We report the results of an experimental investigation into the decay of turbulence in plane Couette–Poiseuille flow using ‘quench’ experiments where the flow laminarises after a sudden reduction in Reynolds number *𝑅𝑒*. Specifically, we study the velocity field in the streamwise–spanwise plane. We show that the spanwise velocity containing rolls decays faster than the streamwise velocity, which displays elongated regions of higher or lower velocity called streaks. At final Reynolds numbers above 425, the decay of streaks displays two stages: first a slow decay when rolls are present and secondly a more rapid decay of streaks alone. The difference in behaviour results from the regeneration of streaks by rolls, called the lift-up effect. We define the turbulent fraction as the portion of the flow containing turbulence and this is estimated by thresholding the spanwise velocity component. It decreases linearly with time in the whole range of final *𝑅𝑒*. The corresponding decay slope increases linearly with final *𝑅𝑒*. The extrapolated value at which this decay slope vanishes is *𝑅𝑒𝑎𝑧*≈656±10, close to *𝑅𝑒𝑔*≈670 at which turbulence is self-sustained. The decay of the energy computed from the spanwise velocity component is found to be exponential. The corresponding decay rate increases linearly with *𝑅𝑒*, with an extrapolated vanishing value at *𝑅𝑒𝐴𝑧*≈688±10. This value is also close to the value at which the turbulence is self-sustained, showing that valuable information on the transition can be obtained over a wide range of *𝑅𝑒*.

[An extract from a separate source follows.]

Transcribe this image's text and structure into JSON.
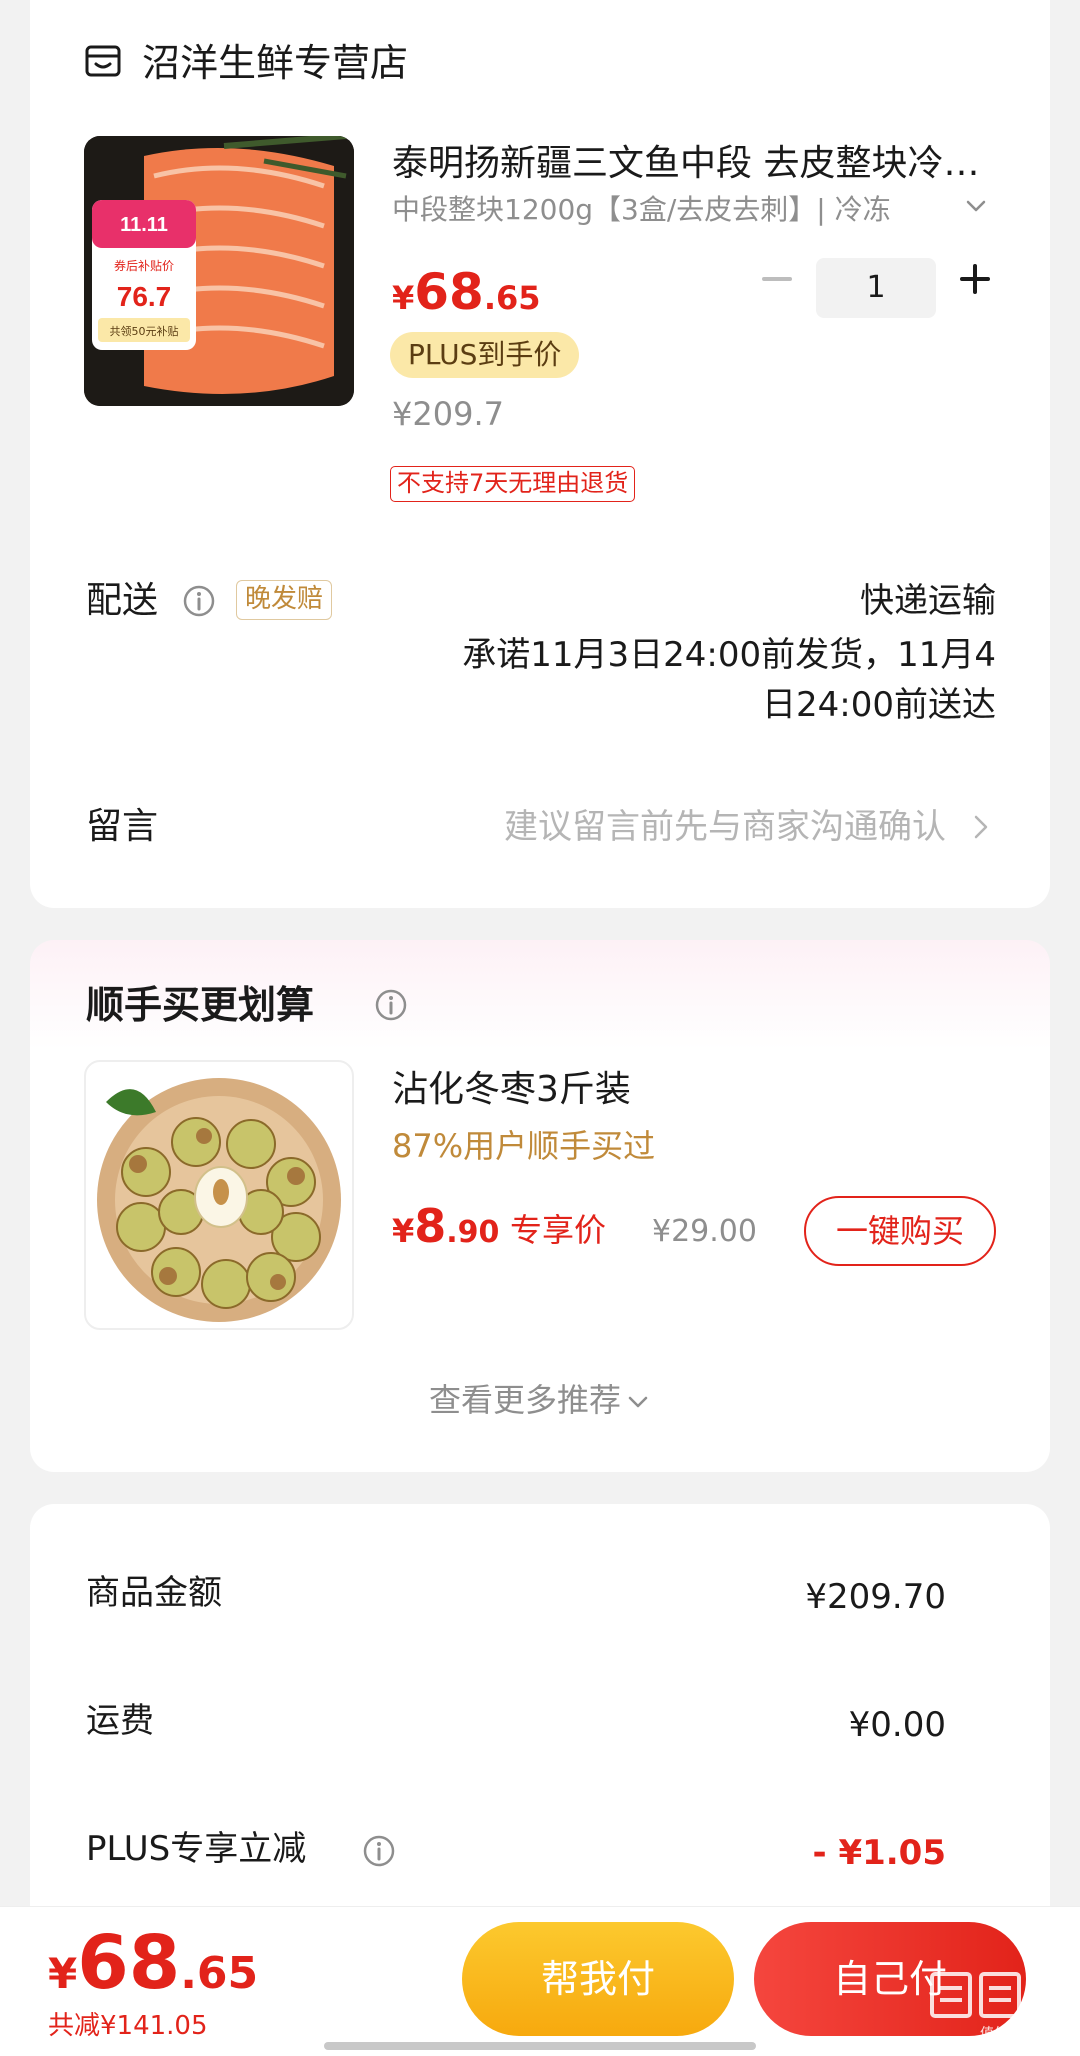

**Decay of streaks and rolls in plane Couette-Poiseuille flow**T. Liu, B. Semin, L. Klotz, R. Godoy-Diana, J. E. Wesfreid & T. Mullin

*Journal of Fluid Mechanics*

**915**, A65 (2021)

doi:10.1017/jfm.2021.89